WELLINGTON (Reuters) - State-owned coal miner Solid Energy New Zealand Ltd SELNZ.UL will not be partly privatized before its financial performance improves, the Finance Minister said on Tuesday.
Solid Energy is one of four state-owned companies slated for partial privatization over the next three to five years as part of a government policy to raise as much as NZ$7 billion ($5.66 billion) through asset sales to reduce debt and return to a budget surplus.
“We would only take any of these companies to the market if they are in good shape for investment and Solid Energy right now certainly isn‘t,” Bill English told reporters. “We wouldn’t be planning to float it any time soon.”
Last week, Solid Energy said it was reviewing its operations as international coal demand and prices had fallen, while a strong New Zealand dollar had dented returns.
Solid Energy, which has previously been valued between NZ$1.7 billion and NZ$2.8 billion, said last week that it expected revenue to fall by about NZ$200 million in the current financial year.
Last year it produced about 4 million tonnes of mostly semi-soft and hard coking coal, much of which was exported to India and China.
“It’s got some fairly substantial issues that they have signaled. Whether it ends up being able to be floated would depend on whether they can get in suitable shape for public investors,” English said.
The first sale, a minority stake in power generator and retailer Mighty River Power Ltd MRIPW.UL, is set to be launched as soon as next month.

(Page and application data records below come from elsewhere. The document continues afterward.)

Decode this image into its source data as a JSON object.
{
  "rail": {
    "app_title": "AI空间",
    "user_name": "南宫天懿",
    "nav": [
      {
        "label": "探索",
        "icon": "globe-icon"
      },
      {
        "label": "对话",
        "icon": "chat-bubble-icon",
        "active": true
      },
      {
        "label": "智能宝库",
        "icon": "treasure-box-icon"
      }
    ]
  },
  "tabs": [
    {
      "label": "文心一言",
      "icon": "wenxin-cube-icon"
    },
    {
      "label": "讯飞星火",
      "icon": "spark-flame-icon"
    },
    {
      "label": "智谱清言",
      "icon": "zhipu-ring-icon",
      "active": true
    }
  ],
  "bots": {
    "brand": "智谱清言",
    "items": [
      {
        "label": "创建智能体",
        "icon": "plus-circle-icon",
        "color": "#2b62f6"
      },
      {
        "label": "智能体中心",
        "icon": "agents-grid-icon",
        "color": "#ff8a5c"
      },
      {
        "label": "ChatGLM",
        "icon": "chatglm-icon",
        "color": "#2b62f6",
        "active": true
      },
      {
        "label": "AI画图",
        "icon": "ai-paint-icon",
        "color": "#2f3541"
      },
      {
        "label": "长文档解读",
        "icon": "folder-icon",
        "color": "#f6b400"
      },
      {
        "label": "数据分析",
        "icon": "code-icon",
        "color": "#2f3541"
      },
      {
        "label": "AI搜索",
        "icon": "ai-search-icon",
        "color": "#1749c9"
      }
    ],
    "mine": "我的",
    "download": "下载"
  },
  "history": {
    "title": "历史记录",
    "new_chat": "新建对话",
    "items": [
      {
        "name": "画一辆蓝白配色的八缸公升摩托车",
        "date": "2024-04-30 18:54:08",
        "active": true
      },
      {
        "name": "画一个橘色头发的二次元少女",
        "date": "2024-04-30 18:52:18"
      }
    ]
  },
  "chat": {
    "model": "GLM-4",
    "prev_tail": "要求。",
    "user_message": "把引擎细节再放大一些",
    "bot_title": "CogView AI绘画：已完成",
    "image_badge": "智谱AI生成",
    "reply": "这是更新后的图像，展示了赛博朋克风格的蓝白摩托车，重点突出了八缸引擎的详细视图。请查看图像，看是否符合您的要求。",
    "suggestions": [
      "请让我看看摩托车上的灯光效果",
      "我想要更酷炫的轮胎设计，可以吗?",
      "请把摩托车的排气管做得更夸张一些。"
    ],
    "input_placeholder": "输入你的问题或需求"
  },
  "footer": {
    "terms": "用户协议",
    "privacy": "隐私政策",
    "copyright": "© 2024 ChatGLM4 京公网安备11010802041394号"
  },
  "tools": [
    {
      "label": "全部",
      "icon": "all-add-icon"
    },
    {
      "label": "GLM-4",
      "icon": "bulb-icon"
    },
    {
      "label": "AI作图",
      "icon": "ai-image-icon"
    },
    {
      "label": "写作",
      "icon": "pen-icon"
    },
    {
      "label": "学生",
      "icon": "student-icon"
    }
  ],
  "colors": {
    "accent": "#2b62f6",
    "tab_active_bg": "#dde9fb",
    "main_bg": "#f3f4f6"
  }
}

$1 = 1.2359 New Zealand dollars Reporting by Mantik Kusjanto; Editing by Chris Lewis